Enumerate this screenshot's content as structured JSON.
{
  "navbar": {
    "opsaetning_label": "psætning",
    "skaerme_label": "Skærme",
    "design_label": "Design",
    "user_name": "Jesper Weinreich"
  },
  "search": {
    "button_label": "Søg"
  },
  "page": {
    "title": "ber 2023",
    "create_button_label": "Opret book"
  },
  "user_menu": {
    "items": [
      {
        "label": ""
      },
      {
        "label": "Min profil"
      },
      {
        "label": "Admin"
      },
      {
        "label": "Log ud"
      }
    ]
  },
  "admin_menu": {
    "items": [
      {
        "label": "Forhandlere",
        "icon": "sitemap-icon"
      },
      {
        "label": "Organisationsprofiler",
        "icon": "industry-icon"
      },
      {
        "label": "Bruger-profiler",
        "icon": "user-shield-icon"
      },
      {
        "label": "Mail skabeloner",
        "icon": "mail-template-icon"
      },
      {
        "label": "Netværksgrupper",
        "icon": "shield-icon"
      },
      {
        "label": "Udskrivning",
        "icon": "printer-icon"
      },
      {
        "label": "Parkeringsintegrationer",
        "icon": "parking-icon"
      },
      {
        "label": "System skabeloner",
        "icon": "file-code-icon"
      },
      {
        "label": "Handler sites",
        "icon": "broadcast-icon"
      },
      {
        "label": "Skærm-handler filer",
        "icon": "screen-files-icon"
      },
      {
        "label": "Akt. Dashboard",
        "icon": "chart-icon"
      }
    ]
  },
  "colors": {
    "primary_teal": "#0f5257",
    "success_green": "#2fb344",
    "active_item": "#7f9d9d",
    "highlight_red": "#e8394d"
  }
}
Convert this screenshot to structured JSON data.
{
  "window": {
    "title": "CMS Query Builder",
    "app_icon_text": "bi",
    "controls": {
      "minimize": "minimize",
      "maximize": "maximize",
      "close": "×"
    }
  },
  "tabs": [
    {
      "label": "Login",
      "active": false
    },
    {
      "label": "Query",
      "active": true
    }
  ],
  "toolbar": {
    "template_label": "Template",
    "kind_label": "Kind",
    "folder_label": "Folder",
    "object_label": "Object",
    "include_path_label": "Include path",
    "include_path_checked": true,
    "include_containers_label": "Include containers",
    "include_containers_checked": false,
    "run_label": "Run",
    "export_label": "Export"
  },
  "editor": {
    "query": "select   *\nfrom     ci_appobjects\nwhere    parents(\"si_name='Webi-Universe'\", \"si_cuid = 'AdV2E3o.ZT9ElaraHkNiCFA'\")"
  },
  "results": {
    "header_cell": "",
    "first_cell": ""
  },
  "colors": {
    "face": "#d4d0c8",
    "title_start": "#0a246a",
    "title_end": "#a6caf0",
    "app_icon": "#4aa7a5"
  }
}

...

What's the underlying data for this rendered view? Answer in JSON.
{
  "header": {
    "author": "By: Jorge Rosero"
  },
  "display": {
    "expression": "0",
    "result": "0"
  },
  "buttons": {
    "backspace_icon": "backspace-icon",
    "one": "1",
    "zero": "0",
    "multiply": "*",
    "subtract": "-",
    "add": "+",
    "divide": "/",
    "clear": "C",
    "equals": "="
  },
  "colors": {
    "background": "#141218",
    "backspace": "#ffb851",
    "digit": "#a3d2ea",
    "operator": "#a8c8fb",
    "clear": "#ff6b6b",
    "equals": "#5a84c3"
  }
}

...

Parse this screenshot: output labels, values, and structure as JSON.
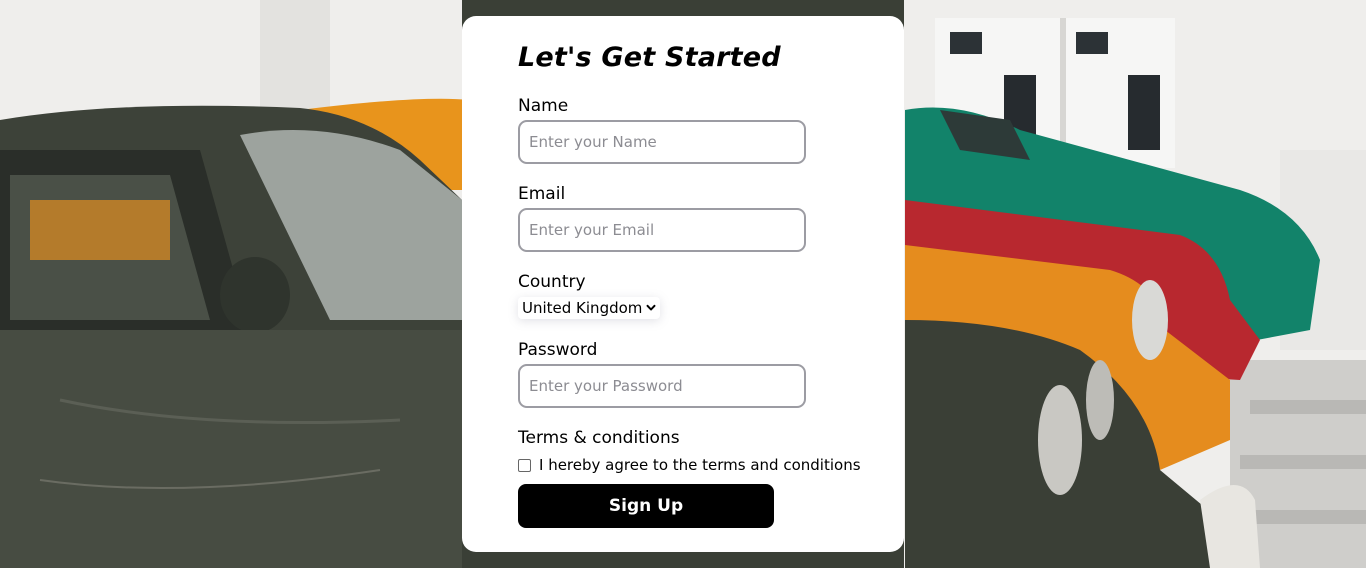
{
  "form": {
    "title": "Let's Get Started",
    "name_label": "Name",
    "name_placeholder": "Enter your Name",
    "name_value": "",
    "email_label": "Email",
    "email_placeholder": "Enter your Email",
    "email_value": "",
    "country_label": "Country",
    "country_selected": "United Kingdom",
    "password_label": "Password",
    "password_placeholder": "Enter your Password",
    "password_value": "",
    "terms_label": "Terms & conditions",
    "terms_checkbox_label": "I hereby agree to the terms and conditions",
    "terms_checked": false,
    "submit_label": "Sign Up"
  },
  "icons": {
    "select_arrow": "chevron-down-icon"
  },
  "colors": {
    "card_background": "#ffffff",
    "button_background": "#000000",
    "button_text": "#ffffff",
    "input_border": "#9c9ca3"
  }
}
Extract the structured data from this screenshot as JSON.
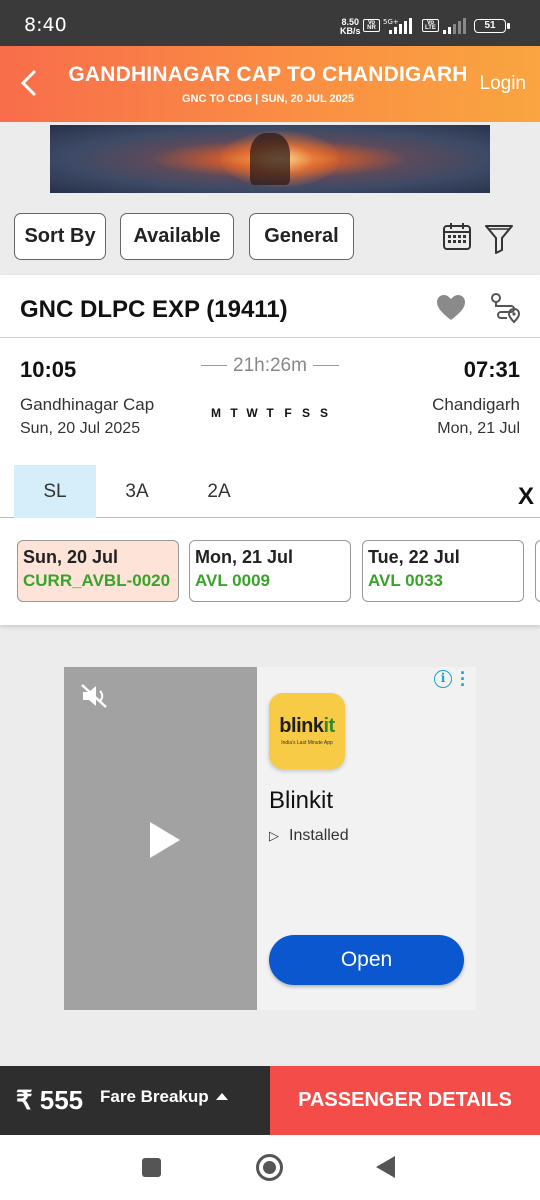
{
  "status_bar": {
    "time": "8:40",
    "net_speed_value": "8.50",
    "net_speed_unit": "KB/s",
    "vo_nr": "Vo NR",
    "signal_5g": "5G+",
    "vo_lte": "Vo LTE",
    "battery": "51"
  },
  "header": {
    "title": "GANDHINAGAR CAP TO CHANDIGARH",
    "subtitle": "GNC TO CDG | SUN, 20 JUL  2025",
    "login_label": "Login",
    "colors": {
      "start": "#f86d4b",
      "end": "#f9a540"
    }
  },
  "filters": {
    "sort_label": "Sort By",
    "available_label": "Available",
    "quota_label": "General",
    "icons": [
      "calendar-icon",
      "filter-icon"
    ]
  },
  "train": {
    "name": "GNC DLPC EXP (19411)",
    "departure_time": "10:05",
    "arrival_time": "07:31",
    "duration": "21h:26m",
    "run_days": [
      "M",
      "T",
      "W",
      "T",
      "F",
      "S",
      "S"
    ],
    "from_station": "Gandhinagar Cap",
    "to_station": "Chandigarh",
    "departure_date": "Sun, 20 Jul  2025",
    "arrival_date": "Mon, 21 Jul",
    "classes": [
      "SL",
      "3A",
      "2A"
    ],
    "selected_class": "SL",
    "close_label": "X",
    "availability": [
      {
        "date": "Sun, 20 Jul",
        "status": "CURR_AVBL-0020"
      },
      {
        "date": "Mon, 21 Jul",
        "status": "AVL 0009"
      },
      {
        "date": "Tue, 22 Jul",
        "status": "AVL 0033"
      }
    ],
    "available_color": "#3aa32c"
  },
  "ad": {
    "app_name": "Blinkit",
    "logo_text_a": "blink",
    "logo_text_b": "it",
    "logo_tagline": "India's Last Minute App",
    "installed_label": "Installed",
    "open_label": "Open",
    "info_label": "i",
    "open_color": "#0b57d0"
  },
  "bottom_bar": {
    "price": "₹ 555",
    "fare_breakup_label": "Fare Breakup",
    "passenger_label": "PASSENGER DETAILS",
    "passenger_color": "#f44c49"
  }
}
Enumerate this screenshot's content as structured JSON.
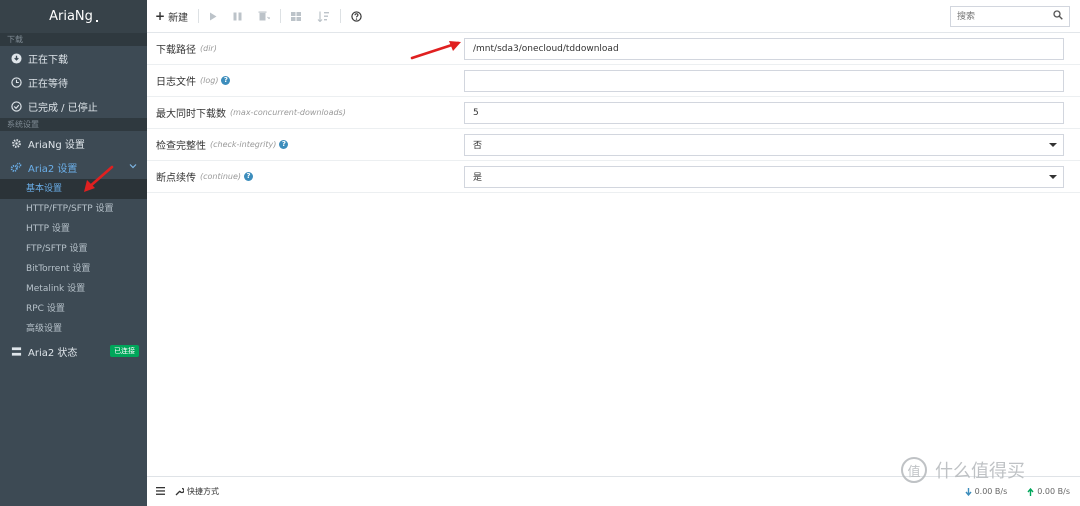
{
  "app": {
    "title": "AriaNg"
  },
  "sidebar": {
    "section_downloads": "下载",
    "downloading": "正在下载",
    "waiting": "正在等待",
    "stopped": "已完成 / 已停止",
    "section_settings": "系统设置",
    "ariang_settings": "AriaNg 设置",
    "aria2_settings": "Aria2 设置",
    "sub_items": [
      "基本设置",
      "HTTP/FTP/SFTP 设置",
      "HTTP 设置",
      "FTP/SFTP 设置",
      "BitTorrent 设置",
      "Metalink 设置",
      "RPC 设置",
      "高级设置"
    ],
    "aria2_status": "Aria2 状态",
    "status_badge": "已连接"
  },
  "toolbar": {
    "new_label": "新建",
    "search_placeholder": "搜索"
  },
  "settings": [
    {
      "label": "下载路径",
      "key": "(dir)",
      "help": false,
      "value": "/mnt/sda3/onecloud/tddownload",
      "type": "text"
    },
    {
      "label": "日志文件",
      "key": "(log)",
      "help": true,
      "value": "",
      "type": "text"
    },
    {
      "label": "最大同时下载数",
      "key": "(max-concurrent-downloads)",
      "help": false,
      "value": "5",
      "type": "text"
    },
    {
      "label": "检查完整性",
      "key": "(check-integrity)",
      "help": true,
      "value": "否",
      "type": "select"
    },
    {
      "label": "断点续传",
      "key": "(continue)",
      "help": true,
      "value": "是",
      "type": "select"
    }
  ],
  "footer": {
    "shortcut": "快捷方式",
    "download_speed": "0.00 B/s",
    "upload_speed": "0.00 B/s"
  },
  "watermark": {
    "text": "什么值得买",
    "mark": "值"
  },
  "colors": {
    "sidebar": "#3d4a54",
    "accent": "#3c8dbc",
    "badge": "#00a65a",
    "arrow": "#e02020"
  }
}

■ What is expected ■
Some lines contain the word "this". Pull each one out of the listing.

■ Answer ■
Enumerate this screenshot's content as structured JSON.
Convert this screenshot to structured JSON data.
What's the underlying data for this rendered view? Answer in JSON.
Parse this screenshot: output labels, values, and structure as JSON.
Extract the structured data from this screenshot as JSON.
Enumerate this screenshot's content as structured JSON.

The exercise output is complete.